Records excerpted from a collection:
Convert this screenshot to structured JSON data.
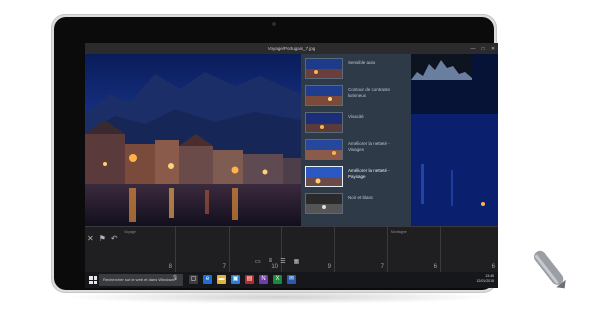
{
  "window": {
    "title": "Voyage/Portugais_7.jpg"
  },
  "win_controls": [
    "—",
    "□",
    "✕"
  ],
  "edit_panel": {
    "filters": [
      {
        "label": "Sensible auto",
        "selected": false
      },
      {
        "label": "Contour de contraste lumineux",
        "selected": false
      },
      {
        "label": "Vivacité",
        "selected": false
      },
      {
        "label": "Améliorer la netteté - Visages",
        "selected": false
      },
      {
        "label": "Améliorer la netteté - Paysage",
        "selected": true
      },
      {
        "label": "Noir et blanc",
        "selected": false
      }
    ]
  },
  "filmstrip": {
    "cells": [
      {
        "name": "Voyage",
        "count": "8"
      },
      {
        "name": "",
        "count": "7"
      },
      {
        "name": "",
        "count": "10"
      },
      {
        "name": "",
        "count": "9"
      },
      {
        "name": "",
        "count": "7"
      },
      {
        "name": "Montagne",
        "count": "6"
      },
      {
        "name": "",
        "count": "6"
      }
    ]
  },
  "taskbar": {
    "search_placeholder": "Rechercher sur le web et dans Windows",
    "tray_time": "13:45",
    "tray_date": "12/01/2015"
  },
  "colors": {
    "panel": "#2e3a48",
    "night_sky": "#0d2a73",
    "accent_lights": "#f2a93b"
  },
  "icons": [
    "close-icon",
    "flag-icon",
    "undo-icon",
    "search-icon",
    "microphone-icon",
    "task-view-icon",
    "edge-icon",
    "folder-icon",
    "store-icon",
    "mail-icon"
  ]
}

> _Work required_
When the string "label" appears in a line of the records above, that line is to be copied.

> _Written solution_
        "label": "Sensible auto",
        "label": "Contour de contraste lumineux",
        "label": "Vivacité",
        "label": "Améliorer la netteté - Visages",
        "label": "Améliorer la netteté - Paysage",
        "label": "Noir et blanc",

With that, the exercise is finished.